May 13, 2014 — There are two main problems with a public school Bible course developed by the president of Hobby Lobby, an arts-and-crafts retail chain that "is committed, according to its website, to 'honoring the Lord in all we do,'" according to a USA Today opinion piece by Stephen Prothero, an author and professor in Boston University's religion department.
Prothero notes that Hobby Lobby is at the center of a Supreme Court case seeking "a religious liberty exemption to the Affordable Care Act [PL 111-148]." Now, its president, Steve Green, "is promoting the Bible curriculum the [Mustang, Okla.] school board just adopted -- a curriculum he predicts will soon be adopted in hundreds, perhaps thousands, of American public schools," Prothero writes.
Although more than 1,000 "public schools offer Bible as literature courses" and Green's course would be offered as an elective, it is problematic that the authors of the textbook have a "tendency ... to view virtually every Bible story through a Christian lens," Prothero argues.
He also raises concern about "the inability of the textbook's authors to resist the temptation to assert the Bible's truth," Prothero argues.

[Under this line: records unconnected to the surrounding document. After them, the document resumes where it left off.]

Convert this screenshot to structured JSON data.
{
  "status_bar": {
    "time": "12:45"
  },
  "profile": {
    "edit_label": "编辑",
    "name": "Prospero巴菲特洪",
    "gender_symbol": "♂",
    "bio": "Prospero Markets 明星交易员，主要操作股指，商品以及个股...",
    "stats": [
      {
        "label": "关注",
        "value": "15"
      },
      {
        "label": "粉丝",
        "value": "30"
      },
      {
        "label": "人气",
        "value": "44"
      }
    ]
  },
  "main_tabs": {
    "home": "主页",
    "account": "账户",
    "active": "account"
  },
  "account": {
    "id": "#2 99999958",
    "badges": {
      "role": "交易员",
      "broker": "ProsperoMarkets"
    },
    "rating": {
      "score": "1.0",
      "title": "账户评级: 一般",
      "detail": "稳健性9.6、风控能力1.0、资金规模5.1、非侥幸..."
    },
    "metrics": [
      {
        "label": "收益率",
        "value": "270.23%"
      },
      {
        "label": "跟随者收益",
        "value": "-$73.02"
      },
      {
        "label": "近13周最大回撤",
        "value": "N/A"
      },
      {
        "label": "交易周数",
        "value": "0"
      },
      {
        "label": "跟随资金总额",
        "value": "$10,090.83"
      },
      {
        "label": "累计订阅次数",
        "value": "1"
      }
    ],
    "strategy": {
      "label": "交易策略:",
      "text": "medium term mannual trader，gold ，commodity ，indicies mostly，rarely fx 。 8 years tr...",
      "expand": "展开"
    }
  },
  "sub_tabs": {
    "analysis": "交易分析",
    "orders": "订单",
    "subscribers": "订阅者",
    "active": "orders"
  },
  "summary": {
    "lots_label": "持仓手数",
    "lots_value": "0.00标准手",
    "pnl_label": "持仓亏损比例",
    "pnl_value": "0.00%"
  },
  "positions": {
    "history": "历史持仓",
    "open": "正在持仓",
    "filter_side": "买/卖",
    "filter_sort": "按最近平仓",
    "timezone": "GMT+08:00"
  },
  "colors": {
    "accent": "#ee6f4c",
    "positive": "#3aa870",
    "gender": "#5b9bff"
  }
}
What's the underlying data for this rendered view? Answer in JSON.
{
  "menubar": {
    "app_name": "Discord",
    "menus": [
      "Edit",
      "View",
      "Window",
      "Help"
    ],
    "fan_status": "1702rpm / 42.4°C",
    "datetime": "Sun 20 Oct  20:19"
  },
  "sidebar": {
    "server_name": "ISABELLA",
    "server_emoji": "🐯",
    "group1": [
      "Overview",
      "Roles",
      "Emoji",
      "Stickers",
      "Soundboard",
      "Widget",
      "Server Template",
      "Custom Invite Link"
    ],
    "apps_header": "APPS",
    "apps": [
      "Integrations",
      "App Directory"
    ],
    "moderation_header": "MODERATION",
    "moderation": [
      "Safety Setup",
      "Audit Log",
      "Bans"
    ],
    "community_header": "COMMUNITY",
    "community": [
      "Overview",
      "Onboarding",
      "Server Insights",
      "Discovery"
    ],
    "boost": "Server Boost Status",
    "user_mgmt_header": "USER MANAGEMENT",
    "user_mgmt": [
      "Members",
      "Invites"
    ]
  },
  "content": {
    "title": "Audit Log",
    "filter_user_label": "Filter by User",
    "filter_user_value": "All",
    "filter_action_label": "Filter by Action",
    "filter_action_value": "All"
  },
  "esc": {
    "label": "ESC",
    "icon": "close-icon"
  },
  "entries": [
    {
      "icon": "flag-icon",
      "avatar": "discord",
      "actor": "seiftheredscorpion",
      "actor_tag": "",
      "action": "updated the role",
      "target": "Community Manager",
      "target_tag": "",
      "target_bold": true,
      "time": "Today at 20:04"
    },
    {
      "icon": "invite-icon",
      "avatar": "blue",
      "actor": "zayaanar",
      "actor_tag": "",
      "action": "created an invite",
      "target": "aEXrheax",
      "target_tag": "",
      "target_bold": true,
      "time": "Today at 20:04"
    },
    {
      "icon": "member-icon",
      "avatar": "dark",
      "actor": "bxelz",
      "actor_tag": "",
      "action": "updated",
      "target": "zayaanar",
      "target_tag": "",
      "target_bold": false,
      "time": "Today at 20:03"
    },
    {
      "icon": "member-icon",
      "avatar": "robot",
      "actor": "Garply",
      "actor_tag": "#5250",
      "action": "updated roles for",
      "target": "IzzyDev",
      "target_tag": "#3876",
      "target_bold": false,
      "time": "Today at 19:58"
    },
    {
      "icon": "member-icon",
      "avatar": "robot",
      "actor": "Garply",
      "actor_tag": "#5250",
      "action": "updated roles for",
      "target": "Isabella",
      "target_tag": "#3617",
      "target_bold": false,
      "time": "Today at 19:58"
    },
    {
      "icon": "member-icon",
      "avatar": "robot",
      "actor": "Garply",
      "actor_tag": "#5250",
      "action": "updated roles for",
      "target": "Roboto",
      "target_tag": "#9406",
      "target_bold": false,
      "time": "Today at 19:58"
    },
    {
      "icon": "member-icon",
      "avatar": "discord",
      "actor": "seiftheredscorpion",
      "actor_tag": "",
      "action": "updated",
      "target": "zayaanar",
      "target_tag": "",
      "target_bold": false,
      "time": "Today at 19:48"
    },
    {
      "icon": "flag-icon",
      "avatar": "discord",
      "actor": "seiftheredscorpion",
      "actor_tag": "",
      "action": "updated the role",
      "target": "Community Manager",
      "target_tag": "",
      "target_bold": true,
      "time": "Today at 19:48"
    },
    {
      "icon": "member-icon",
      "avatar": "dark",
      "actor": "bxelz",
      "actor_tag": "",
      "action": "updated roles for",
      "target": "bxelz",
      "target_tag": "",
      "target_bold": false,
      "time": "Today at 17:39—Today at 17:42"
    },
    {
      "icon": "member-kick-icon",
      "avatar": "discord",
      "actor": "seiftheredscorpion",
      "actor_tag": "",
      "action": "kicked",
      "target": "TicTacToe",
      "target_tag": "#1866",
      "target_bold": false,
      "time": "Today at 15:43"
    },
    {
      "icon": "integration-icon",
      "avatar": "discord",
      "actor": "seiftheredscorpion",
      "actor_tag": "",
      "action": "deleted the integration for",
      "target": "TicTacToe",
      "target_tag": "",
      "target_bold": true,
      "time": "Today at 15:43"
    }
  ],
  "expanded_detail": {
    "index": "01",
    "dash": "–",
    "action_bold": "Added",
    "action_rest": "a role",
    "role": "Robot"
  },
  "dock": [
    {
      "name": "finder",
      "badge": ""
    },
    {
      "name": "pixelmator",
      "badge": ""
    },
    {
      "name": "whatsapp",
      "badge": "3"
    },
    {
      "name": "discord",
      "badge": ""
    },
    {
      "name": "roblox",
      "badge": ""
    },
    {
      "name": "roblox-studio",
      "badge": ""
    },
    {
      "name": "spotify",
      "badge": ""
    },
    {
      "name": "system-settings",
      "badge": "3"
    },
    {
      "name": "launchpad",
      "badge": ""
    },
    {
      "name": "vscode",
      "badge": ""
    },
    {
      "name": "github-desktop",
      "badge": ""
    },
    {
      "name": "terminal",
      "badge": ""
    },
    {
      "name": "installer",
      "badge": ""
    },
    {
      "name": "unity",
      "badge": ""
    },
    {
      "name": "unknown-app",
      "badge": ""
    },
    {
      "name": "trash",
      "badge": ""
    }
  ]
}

Prothero writes that Green has "every right" to his belief that the Bible is "'true'" and "'good'," as Green described it in an April 2013 speech to the National Bible Association. However, "there is no place under the Constitution for a textbook that requires public school students to pledge their allegiance to it," Prothero concludes (Prothero, USA Today, 5/11).